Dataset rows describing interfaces
*** Begin section ***

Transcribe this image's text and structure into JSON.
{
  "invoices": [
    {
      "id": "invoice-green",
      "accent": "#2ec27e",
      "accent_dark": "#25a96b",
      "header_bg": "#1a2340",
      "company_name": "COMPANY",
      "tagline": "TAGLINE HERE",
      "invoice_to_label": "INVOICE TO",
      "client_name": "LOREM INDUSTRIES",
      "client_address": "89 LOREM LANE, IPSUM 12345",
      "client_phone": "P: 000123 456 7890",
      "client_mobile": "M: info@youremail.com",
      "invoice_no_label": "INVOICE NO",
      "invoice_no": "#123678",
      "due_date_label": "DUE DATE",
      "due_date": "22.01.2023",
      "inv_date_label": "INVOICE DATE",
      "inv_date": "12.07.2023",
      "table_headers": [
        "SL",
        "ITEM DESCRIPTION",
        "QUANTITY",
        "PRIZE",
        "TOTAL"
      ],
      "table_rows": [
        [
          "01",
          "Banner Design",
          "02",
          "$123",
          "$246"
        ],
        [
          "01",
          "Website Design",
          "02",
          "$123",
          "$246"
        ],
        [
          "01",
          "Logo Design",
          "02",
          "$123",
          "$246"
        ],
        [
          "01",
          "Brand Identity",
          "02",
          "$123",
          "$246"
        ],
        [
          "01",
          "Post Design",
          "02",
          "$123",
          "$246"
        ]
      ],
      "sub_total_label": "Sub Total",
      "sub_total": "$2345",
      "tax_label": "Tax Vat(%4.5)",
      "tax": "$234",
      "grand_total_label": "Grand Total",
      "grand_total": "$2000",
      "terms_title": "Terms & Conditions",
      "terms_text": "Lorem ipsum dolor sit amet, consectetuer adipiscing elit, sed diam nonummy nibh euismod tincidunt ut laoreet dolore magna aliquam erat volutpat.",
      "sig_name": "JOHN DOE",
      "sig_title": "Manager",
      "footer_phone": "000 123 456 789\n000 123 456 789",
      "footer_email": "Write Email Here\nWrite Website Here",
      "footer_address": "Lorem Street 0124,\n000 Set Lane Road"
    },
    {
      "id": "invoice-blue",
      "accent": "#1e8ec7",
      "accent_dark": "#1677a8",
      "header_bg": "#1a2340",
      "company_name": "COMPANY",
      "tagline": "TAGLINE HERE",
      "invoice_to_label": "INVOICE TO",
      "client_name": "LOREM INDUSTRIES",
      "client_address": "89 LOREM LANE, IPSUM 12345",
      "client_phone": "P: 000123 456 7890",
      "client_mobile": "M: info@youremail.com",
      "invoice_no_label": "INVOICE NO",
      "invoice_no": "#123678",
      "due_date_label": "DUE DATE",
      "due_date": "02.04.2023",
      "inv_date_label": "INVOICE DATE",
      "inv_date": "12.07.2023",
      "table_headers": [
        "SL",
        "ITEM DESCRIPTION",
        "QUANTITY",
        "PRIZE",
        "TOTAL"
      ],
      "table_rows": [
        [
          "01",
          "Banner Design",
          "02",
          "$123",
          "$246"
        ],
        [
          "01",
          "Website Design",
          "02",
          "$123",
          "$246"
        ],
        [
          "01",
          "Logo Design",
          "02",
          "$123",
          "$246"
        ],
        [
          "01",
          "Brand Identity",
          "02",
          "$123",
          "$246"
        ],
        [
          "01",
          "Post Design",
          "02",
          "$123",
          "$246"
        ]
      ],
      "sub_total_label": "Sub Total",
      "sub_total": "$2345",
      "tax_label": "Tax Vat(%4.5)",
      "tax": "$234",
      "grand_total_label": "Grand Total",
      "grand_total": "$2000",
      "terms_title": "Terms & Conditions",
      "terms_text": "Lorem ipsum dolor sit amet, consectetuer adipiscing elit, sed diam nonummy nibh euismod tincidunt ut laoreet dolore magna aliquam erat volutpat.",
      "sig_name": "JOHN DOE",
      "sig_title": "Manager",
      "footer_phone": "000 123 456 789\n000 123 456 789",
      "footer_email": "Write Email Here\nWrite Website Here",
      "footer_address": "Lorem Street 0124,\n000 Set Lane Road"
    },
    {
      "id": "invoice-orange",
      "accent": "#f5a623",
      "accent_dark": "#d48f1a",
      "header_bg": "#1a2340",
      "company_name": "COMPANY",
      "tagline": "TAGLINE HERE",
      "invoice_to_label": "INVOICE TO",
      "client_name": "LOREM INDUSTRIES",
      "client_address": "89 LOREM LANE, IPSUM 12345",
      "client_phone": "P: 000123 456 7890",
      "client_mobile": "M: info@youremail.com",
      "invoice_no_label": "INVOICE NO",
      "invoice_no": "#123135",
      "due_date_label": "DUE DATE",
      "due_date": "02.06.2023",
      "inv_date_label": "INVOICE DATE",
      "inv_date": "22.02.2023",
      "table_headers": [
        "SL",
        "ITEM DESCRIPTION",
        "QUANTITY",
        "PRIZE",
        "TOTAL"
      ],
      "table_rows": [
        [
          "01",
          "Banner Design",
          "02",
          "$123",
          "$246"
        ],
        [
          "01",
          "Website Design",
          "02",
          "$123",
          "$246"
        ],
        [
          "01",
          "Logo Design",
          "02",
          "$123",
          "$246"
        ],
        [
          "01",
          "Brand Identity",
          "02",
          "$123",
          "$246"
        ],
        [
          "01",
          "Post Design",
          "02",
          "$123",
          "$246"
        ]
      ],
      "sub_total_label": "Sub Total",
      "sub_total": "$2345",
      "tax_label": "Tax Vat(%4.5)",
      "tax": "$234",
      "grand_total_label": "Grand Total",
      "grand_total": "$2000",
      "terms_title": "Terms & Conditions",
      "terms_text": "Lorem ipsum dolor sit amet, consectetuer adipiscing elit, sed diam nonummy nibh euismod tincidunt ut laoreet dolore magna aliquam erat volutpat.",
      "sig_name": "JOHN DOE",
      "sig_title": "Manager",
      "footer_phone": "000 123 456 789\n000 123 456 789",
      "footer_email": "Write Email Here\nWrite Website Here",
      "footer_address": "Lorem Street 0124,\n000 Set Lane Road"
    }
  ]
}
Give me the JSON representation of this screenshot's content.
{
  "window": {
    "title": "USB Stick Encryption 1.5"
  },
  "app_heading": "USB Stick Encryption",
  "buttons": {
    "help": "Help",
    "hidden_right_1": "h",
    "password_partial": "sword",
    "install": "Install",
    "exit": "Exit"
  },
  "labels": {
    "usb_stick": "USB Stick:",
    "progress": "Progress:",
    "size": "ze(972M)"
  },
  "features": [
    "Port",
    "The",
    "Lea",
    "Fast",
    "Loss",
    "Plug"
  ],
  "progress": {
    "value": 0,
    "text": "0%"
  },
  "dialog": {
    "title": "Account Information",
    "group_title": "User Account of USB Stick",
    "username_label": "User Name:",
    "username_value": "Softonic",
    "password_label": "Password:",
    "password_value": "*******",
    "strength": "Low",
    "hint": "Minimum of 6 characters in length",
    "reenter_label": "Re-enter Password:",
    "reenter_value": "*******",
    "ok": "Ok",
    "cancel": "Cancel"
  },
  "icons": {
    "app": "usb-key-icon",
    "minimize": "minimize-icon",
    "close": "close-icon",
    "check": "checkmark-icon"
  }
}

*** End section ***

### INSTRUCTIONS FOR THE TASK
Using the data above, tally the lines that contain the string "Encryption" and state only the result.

### SOLUTION BELOW
2